Women Suffrage

Suffragists parade down Fifth Avenue, 1917. Advocates march in October 1917, displaying placards containing the signatures of more than one million New York women demanding the vote. The New York Times Photo Archives

FRQ #3, SCOTUS Comparison.


Virginia Minor, a leader in the Missouri women’s suffrage movement, tried to register to vote in Missouri in 1872 as part of a nationwide civil disobedience effort but was denied because she was female. In a lawsuit asserting that as a citizen she had the right to vote the same as a man, Minor argued for being registered as a legal voter based on constitutional protections as a citizen. The case, Minor v. Happerset (1875), reached the Supreme Court, which upheld the state Supreme Court’s determination that the litigants failed to show that anything in the Constitution called for the federal government to take away from states the right to define voting qualifications. The Court ruled that citizenship conferred “membership of a nation and nothing more.” States would still have the authority to define suffrage.
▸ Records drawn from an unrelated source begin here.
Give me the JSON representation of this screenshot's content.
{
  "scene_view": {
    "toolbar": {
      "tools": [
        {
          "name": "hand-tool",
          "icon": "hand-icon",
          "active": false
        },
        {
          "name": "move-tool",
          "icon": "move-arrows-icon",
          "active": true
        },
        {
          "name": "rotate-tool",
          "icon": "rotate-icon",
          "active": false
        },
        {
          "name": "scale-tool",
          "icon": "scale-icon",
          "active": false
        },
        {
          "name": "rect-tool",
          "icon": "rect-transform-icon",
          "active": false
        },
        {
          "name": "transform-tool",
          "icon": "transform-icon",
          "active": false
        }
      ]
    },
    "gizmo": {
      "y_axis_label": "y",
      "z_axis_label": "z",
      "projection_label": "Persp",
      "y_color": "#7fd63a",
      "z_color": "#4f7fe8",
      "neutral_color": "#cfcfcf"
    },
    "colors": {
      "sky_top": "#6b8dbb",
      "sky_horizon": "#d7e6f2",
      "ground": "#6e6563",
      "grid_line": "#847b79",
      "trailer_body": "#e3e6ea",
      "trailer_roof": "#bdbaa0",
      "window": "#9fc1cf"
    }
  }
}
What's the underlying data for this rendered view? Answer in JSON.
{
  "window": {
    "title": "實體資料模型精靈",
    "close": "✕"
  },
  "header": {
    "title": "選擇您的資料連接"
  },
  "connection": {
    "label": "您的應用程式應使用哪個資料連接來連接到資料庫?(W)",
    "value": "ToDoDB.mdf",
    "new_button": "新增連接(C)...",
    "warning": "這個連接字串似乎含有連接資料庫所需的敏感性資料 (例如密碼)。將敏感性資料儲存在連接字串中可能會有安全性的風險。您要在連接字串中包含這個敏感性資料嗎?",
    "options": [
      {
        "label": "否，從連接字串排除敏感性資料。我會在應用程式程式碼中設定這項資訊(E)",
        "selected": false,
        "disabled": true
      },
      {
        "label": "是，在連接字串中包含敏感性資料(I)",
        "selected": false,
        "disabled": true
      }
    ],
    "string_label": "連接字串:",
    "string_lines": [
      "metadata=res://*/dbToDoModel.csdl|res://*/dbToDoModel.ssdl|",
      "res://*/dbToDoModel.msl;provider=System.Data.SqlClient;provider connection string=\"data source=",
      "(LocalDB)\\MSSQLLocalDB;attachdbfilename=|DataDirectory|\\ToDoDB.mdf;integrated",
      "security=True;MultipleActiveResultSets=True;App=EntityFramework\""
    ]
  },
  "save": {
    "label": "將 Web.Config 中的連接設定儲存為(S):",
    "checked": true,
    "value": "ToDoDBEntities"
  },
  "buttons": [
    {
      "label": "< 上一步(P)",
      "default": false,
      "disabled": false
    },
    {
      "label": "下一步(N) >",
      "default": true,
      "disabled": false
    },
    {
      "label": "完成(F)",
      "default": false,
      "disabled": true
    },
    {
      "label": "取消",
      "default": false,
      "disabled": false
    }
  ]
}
(A) Identify the common constitutional clause that is at issue in both Minor v. Happerset and Brown v. Board of Education (1954).

(B) Based on the constitutional clause identified in Part A, explain how the facts of the case led to a different holding in Brown v. Board of Education than the holding in Minor v. Happerset.

(C) Explain an additional action supporters of women’s suffrage in the 1870s could take to further their cause after the court defeat.